Celia, your comments and remarks were just slightly overstated and a bit over-the-top. No pun intended, but don’t you think you were putting just a little bit of extra mustard on this particular hotdog of yours? Degradation, and disparagingly denigrating one, is not how you buy your way into another’s good graces, i.e., it’s not how we ingratiate ourselves into another’s life! A tidbit of wisdom here… Discretion is a better part of valor!
Nevertheless, and with all due respect, perception is everything but it’s not always the reality. That is, looking at this in another light, did you ever stop to think that Jim and Ally’s hotdog stand might have brought more attention, awareness and notoriety to the Native American sculpture in one season than the sculpture may have received collectively throughout all the weeks, months and years prior to their setup? I would bet the farmhouse that it did! So you see, your indiscretion here may have cost you some points with some of your viewers, i.e., if you still have a following, but needless to say, and before I put a bow on all of this, I’d like to point out a minor flaw in your delivery of not stating the obvious, i.e., you callously charge Jim and Ally with malicious desecration of Native American art, but yet in the same stroke you maliciously defile, violate, dishonor, and desecrate, unjustifiably so, two most worthy pieces of art yourself. It’s called playing both ends against the middle. “Hypocrisy waits patiently for us all.” – Aristotle
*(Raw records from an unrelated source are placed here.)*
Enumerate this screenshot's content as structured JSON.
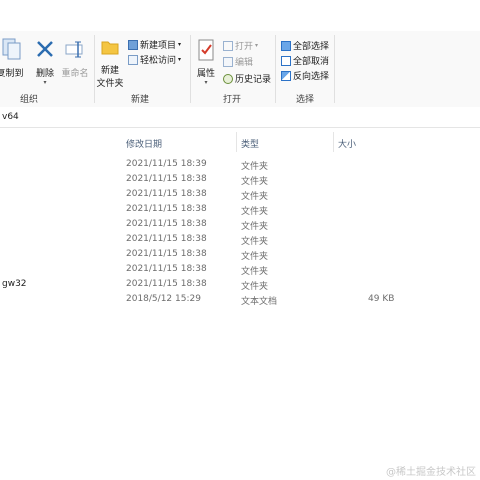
{
  "ribbon": {
    "clipboard": {
      "copy_to_label": "复制到",
      "group_label": "组织"
    },
    "organize": {
      "delete_label": "删除",
      "rename_label": "重命名"
    },
    "new": {
      "new_folder_label": "新建",
      "new_folder_label_2": "文件夹",
      "new_item_label": "新建项目",
      "easy_access_label": "轻松访问",
      "group_label": "新建"
    },
    "open": {
      "properties_label": "属性",
      "open_label": "打开",
      "edit_label": "编辑",
      "history_label": "历史记录",
      "group_label": "打开"
    },
    "select": {
      "select_all_label": "全部选择",
      "select_none_label": "全部取消",
      "invert_label": "反向选择",
      "group_label": "选择"
    }
  },
  "address": {
    "path": "v64"
  },
  "columns": {
    "date": "修改日期",
    "type": "类型",
    "size": "大小"
  },
  "files": [
    {
      "name": "",
      "date": "2021/11/15 18:39",
      "type": "文件夹",
      "size": ""
    },
    {
      "name": "",
      "date": "2021/11/15 18:38",
      "type": "文件夹",
      "size": ""
    },
    {
      "name": "",
      "date": "2021/11/15 18:38",
      "type": "文件夹",
      "size": ""
    },
    {
      "name": "",
      "date": "2021/11/15 18:38",
      "type": "文件夹",
      "size": ""
    },
    {
      "name": "",
      "date": "2021/11/15 18:38",
      "type": "文件夹",
      "size": ""
    },
    {
      "name": "",
      "date": "2021/11/15 18:38",
      "type": "文件夹",
      "size": ""
    },
    {
      "name": "",
      "date": "2021/11/15 18:38",
      "type": "文件夹",
      "size": ""
    },
    {
      "name": "",
      "date": "2021/11/15 18:38",
      "type": "文件夹",
      "size": ""
    },
    {
      "name": "gw32",
      "date": "2021/11/15 18:38",
      "type": "文件夹",
      "size": ""
    },
    {
      "name": "",
      "date": "2018/5/12 15:29",
      "type": "文本文档",
      "size": "49 KB"
    }
  ],
  "watermark": "@稀土掘金技术社区",
  "colors": {
    "accent": "#1e73c8",
    "folder": "#f4c542",
    "delete_x": "#2b6cb0",
    "header_text": "#4c607a"
  }
}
Lastly, Jim and Ally went through all the proper channels to seek the necessary authorization needed to set up at that corner. The town council with Mayor Gene Mim Mack at its helm, and the Stevensville Main Street Association, all granted them permission. I think a civil dialogue here with Jim and Ally along with a sincere apology is in order.
In conclusion, “Holding on to anger is like drinking poison and expecting the other person to die.” Buddha